The coin’s designer, Neil Wolfson, says he never intended the coin to explain the detail of the rule, but simply to provide a strong design that showed what an offside position is.
He gives us some insight into his own thinking behind the design:
With all due respect, I reject Mal Davies’s interpretation of the coin (rather than his interpretation of the offside law). Nowhere on the coin does it say that the ‘offside’ player is committing an offence – that is a supposition entirely of Mal’s creation.
The coin simply states that the player is ‘offside’ – which is true, irrespective of whether or not an ‘offside offence’ results from this scenario.
Sounds reasonable to us. Neil continues…
Furthermore, there are clearly space limitations on the coinface so it was obviously impossible to go into the finer details of the offside rule.
But for those who don’t understand offside, it’s not a bad starting point (with further explanation) – and the coin seems to amuse those who do appreciate the offside rule.
So I simply don’t agree with Mal’s objection – on the basis that he refers to the ‘offside offence’, despite the coin having no such reference. I just hope Mal doesn’t book me for showing dissent.

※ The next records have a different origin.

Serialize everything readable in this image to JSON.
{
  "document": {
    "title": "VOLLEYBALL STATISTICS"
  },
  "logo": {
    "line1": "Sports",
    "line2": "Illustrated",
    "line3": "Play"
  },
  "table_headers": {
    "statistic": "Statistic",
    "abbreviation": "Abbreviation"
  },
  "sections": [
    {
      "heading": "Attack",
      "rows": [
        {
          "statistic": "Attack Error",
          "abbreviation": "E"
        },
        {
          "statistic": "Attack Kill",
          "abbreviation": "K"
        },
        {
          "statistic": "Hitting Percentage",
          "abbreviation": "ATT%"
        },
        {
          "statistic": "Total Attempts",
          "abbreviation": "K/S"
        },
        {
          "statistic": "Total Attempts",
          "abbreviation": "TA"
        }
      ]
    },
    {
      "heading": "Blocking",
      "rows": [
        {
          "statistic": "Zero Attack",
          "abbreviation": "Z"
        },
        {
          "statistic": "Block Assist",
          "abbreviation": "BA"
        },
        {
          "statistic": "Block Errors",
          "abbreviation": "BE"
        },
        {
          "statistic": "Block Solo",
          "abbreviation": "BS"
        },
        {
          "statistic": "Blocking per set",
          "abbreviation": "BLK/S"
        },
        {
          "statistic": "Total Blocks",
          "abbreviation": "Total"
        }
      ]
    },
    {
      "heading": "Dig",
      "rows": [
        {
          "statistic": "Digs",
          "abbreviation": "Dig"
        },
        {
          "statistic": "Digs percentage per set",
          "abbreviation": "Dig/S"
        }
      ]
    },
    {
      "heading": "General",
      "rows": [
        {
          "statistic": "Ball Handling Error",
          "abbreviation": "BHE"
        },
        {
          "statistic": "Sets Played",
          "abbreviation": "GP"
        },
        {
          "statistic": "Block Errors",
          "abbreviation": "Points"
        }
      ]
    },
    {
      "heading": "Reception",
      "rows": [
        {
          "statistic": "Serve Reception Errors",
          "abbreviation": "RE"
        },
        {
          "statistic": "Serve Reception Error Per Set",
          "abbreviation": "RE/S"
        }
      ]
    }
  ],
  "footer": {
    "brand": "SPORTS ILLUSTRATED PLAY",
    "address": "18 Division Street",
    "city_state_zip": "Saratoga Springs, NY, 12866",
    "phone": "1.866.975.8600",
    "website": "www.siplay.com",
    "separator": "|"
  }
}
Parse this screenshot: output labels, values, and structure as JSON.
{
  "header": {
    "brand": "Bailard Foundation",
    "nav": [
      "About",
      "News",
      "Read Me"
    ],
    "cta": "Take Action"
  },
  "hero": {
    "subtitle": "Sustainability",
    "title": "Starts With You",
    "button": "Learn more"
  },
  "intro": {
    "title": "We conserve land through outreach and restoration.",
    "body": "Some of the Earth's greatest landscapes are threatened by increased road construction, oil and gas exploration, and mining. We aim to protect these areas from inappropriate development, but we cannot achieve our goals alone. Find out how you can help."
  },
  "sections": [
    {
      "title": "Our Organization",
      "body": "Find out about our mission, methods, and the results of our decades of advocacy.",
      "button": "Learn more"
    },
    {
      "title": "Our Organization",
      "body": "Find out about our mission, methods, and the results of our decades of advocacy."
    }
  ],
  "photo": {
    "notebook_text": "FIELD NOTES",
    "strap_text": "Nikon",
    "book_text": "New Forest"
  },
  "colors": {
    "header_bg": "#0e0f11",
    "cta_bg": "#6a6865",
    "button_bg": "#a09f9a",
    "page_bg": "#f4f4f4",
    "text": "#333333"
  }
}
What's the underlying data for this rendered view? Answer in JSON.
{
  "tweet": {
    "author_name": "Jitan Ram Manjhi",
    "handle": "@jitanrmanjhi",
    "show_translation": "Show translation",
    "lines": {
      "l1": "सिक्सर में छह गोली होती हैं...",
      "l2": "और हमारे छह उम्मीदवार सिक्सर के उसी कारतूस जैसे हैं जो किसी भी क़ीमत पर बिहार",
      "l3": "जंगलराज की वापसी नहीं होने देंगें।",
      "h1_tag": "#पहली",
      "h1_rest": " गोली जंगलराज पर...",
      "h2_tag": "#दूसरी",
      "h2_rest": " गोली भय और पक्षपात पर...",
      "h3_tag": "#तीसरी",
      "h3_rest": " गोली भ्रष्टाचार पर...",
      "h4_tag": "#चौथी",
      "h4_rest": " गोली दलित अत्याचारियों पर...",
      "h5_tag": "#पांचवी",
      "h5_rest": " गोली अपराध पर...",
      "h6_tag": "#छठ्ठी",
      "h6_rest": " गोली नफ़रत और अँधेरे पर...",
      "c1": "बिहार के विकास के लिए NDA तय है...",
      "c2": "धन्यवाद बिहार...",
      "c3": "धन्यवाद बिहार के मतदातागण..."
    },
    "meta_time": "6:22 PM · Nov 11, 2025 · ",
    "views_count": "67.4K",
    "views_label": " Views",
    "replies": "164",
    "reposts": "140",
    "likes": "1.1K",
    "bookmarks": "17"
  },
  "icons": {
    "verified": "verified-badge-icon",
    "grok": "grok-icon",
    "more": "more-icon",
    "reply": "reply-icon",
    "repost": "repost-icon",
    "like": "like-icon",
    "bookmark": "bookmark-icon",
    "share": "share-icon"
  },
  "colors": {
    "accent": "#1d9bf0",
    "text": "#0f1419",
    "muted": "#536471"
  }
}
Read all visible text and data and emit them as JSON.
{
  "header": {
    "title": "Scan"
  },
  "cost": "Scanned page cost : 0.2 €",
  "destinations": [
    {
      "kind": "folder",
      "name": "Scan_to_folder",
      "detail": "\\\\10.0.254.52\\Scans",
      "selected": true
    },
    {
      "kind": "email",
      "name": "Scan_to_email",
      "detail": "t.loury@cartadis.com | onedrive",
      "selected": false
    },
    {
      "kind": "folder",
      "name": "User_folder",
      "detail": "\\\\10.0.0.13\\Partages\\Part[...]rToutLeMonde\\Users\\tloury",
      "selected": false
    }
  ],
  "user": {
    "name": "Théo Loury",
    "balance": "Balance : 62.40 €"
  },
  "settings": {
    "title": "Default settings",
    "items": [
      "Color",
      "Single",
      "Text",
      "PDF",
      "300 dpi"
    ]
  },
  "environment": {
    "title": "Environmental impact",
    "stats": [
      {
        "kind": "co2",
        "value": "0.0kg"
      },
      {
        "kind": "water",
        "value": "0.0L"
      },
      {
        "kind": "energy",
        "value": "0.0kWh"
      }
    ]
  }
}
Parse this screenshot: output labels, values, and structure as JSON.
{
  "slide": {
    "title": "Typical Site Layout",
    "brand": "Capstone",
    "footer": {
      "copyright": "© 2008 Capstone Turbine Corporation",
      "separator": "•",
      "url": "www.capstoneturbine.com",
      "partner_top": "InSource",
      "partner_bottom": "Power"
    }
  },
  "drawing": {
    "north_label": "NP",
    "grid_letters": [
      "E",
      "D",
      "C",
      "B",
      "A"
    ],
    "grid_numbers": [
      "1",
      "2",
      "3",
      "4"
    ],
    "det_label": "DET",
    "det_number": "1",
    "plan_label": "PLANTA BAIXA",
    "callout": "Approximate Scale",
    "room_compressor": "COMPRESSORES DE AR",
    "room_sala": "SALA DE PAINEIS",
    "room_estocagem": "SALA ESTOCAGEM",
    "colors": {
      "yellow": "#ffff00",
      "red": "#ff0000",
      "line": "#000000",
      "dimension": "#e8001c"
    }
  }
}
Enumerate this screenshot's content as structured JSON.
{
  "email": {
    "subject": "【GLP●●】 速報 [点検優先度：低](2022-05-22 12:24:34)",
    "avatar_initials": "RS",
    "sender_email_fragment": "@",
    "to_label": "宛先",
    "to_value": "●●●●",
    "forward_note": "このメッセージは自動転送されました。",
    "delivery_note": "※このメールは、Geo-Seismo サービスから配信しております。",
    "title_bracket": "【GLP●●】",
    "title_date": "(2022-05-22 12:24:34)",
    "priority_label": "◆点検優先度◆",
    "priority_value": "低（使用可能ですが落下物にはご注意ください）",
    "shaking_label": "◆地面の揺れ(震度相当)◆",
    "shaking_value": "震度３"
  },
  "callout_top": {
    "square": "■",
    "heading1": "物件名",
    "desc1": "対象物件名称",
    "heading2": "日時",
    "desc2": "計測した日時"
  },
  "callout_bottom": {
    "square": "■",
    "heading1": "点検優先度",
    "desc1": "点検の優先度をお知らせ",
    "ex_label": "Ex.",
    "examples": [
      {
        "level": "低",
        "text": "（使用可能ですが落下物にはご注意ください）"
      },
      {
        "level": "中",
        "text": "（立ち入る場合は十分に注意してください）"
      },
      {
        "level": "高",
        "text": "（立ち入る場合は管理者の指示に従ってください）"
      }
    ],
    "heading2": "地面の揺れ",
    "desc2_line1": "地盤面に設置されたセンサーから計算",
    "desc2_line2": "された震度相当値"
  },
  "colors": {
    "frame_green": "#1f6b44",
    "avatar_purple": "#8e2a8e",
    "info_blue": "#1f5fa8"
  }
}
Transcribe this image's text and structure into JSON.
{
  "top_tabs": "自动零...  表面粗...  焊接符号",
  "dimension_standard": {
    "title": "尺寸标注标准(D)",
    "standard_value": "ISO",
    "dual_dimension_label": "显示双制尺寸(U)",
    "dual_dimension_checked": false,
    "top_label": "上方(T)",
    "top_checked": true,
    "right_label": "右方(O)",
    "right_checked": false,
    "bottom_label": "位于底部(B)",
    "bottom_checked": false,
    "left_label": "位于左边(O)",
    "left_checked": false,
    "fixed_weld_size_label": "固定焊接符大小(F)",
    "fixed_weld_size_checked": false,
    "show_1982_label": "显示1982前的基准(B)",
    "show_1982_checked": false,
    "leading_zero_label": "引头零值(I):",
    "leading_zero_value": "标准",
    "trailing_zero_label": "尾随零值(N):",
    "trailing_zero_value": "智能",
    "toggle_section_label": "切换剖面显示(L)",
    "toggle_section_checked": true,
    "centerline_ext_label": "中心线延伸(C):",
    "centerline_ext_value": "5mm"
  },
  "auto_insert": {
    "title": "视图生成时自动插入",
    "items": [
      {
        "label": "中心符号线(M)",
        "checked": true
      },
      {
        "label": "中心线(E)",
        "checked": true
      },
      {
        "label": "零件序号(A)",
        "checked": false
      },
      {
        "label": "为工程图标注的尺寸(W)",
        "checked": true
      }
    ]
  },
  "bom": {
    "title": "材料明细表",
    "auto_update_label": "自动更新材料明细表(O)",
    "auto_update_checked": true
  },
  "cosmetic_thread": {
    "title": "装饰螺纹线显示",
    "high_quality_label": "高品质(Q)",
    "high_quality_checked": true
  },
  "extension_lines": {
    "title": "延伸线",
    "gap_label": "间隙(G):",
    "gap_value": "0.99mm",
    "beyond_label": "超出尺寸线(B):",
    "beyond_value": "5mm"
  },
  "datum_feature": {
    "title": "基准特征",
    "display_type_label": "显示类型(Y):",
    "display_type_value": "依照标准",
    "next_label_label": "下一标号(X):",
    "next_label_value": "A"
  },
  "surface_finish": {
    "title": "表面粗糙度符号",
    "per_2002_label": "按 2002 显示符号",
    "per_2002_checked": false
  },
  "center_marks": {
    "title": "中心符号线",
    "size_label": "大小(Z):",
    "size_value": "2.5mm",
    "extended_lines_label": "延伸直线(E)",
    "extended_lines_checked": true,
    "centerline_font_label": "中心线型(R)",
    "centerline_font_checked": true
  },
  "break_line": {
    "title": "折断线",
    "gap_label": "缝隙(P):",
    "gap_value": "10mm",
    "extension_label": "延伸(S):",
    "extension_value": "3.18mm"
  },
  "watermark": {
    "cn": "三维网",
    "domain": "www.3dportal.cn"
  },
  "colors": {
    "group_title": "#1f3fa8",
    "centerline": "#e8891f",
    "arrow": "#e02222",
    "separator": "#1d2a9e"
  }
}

Regardless of the outcome…The Royal Mint will continue making British coins relevant and getting people talking about the treasure in their pockets!